EXERCISE DESCRIPTION: Each line holding the string "криптографических" is to be copied from the data.

───── LISTED ENTRIES

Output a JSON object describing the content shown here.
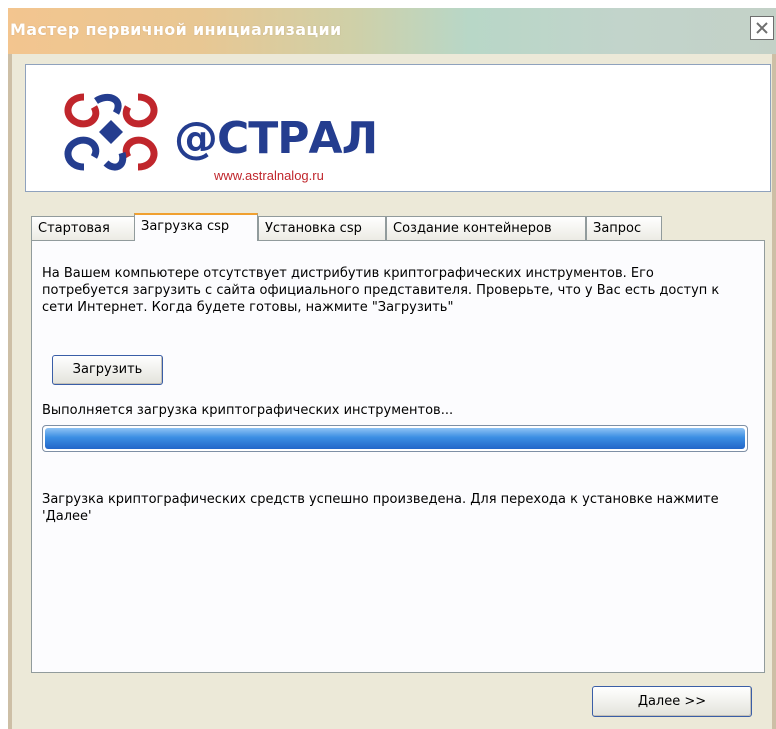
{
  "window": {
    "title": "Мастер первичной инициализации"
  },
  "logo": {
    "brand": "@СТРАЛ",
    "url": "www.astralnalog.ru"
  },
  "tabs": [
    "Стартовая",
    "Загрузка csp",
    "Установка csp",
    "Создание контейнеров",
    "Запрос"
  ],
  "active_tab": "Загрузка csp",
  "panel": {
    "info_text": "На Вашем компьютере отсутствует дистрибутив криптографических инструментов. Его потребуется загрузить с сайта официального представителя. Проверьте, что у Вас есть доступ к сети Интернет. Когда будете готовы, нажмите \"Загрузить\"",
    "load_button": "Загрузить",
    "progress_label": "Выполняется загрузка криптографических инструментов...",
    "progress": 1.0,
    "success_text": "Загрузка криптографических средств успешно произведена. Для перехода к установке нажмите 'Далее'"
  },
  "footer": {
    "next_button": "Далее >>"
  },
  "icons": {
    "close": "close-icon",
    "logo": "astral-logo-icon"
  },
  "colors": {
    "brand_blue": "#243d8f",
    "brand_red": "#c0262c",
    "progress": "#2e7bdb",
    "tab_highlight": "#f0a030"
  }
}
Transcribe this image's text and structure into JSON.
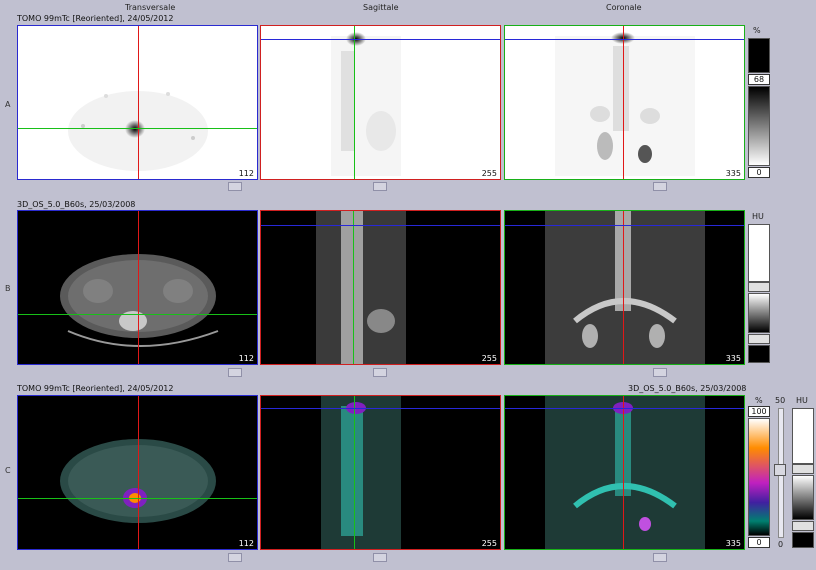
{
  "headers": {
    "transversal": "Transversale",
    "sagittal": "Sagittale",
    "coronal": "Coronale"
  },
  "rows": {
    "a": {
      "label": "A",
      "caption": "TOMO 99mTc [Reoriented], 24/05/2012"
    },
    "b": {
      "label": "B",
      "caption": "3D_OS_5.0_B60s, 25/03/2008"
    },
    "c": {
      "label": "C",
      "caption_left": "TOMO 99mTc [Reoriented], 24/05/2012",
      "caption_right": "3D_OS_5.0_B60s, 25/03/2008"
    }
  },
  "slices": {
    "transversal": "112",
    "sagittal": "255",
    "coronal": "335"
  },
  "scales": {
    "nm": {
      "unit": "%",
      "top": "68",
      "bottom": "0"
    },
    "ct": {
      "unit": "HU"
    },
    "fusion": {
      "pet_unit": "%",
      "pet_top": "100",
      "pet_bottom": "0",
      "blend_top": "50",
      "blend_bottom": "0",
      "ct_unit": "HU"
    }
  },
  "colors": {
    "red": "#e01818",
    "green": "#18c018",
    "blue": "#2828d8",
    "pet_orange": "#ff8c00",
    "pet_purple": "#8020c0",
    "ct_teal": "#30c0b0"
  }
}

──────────

SOLUTION TO THIS EXERCISE:
    "info_text": "На Вашем компьютере отсутствует дистрибутив криптографических инструментов. Его потребуется загрузить с сайта официального представителя. Проверьте, что у Вас есть доступ к сети Интернет. Когда будете готовы, нажмите \"Загрузить\"",
    "progress_label": "Выполняется загрузка криптографических инструментов...",
    "success_text": "Загрузка криптографических средств успешно произведена. Для перехода к установке нажмите 'Далее'"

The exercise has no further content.